- Are they growling loudly? Play growling is a big part of the play and is often wildly exaggerated and comes with bouncy movements and a silly dog grin. An aggressive growl, however, is accompanied by a stiff body, ears flat to the head, and lips pulled back with teeth bared.
- Are they coming back for more? Most real dog fights end with the loser trying to leave the area fast, likely with their tail tucked. Dogs who are playing will try to keep the game going and come back for more.
While rough play itself isn't a problem, there are things to be wary of:
- Make sure both dogs want to play, or your dog might get an aggressive reaction when attempting to play.
- Don’t let any dogs be ganged up on — play should be fair and equal on all sides, not a traumatic experience.
- Consider your dog’s size. Some dogs, lovely as they are, don’t realise their own size and strength. If they play with another dog, this could result in accidental injury, which nobody wants.
- Always observe dogs playing rough and look for any early signs of aggression from either dog. If you think things will escalate, it’s always better to intrude on dogs playing than dogs fighting.
Chew Toys for Dogs
Every dog should have some kind of dog chew toy available to them regardless of their play style. Chewing is instinctive for them, and without a proper outlet, they might turn that instinct towards your home, furniture, or even dangerous things like power cables.
Each dog is different, so while many chew toys available are safe for dogs to chew, there are some key things to remember when choosing the best chew toy for your dog:
- The size of the toy — anything that could be easily swallowed by your dog is not suitable for chewing, and the same goes for anything too big for them to properly fit in their jaw.
- The materials used — not all materials are safe for dogs to chew or may be made with parts (such as stuffing) that could be dangerous if accidentally ingested.
- The toy’s durability — Toys that are too hard for your dog can cause damage to their teeth, while weaker toys might easily break apart and become a choking hazard.
If you’re concerned about your dog eating their chew toys, then why not try an alternative like a natural dog chew treat to keep them occupied?
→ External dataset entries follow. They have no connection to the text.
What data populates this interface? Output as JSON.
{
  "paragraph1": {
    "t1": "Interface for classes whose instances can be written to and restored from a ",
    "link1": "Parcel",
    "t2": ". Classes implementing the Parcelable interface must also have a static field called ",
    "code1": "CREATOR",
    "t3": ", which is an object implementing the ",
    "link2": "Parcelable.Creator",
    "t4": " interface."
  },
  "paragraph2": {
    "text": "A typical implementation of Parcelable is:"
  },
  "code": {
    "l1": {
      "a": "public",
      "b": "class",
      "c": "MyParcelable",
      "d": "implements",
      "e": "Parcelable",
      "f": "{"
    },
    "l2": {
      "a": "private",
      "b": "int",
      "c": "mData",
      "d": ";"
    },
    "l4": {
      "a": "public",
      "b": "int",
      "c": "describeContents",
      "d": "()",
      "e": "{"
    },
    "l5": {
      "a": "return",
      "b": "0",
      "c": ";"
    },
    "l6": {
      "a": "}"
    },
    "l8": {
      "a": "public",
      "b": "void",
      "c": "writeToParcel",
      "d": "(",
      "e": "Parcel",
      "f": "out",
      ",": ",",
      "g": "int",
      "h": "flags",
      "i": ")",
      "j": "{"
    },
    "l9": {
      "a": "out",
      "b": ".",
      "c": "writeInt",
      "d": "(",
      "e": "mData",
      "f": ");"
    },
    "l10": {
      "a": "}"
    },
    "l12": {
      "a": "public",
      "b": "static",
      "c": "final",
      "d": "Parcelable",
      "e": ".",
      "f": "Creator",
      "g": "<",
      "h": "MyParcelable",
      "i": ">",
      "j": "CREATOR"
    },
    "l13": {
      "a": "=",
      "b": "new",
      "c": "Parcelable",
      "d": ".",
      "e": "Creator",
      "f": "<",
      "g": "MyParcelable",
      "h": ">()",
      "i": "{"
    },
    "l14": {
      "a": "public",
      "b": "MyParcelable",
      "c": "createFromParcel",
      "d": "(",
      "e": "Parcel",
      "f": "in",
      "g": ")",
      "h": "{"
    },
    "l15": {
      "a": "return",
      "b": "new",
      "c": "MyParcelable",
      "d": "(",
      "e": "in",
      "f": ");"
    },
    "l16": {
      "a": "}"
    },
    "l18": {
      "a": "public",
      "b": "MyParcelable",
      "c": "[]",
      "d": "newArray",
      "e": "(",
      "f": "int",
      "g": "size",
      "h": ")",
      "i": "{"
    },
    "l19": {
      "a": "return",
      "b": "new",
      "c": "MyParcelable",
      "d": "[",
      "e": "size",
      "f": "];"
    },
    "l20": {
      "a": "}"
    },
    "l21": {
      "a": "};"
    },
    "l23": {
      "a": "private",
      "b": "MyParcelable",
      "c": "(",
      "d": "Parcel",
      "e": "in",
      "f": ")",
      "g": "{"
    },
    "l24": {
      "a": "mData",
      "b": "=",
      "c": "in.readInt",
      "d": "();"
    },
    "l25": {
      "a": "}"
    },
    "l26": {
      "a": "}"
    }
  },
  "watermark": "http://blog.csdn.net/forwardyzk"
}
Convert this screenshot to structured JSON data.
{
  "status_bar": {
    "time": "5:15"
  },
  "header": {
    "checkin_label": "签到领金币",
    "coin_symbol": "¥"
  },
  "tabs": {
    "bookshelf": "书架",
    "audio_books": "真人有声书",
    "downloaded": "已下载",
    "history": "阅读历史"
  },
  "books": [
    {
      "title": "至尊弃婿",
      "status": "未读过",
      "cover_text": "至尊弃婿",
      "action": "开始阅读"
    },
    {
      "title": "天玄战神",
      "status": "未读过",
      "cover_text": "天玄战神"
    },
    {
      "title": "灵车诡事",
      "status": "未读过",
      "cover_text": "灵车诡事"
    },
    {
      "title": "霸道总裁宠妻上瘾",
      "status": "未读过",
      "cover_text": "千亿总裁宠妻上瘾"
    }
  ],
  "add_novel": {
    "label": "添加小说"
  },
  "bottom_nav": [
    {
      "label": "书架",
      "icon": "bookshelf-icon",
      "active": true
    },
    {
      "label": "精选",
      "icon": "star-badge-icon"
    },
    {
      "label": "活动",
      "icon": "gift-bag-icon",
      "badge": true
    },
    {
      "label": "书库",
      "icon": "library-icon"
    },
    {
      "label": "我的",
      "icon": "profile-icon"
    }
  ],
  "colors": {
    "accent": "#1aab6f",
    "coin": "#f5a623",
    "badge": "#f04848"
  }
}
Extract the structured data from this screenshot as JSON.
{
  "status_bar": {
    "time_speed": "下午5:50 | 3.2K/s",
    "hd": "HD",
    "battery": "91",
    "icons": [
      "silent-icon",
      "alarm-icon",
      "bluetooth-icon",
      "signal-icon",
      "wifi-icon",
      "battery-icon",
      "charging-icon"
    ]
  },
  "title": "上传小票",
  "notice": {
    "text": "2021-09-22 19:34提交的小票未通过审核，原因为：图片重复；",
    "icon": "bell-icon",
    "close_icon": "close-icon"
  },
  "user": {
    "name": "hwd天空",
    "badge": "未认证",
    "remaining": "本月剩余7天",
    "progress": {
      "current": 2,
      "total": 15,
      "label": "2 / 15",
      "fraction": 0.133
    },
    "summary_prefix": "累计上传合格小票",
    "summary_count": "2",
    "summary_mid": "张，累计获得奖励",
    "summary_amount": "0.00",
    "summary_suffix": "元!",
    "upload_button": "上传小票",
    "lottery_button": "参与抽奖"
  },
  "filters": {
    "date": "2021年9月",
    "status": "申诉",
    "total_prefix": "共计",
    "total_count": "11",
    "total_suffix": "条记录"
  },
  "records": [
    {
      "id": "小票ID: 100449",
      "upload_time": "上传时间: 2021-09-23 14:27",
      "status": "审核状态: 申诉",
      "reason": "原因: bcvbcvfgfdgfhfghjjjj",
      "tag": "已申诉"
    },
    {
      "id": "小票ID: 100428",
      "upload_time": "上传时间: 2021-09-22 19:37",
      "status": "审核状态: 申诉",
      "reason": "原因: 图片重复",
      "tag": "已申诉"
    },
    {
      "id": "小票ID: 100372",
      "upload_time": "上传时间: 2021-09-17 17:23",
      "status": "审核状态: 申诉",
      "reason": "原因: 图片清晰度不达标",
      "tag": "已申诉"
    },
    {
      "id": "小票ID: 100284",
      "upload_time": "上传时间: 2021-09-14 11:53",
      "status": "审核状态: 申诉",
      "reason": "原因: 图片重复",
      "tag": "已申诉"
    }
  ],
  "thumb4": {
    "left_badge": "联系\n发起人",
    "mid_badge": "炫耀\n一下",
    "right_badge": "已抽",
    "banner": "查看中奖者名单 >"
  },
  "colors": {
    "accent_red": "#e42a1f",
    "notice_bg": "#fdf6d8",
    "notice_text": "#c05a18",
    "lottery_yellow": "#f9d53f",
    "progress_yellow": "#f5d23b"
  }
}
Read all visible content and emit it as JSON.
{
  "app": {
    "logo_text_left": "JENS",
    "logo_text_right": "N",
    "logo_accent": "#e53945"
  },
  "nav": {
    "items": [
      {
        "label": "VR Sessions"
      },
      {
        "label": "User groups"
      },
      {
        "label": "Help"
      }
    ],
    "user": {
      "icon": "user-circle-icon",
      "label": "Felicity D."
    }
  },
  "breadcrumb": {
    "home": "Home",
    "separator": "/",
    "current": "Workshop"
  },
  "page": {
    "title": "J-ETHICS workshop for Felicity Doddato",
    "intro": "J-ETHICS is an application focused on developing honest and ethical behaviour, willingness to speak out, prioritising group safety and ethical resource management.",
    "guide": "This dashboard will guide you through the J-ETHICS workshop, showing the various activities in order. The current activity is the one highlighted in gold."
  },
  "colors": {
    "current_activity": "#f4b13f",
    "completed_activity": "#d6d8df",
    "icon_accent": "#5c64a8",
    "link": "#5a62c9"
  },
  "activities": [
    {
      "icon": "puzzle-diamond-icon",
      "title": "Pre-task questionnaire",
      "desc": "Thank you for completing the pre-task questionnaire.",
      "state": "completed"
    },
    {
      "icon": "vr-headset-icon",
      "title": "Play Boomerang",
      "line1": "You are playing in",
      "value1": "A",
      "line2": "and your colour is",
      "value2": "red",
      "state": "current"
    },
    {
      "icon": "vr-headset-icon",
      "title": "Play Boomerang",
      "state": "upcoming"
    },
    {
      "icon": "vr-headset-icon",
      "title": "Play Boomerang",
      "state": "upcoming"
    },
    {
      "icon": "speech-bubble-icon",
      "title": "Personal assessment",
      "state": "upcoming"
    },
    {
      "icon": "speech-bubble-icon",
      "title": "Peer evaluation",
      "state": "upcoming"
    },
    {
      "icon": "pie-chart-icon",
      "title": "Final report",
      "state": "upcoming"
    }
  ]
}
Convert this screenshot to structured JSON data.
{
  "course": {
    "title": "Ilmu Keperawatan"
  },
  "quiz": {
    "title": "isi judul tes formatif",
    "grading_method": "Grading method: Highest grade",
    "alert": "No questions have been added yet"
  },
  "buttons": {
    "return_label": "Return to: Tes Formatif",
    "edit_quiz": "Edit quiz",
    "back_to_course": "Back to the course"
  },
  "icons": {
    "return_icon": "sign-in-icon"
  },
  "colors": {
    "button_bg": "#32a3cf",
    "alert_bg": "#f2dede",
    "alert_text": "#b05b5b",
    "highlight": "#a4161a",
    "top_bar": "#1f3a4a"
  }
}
Just make sure to follow our dog chew safety advice to ensure you’re choosing the right one.
No dog toy is meant to last forever, but by making the right choice early on, you can ensure that your dog is getting the most out of their toys physically and mentally. If you’re looking to treat your dog to a new toy, why not take a look at our complete range of dog toys available from top brands like KONG, Nylabone, Beco, and more?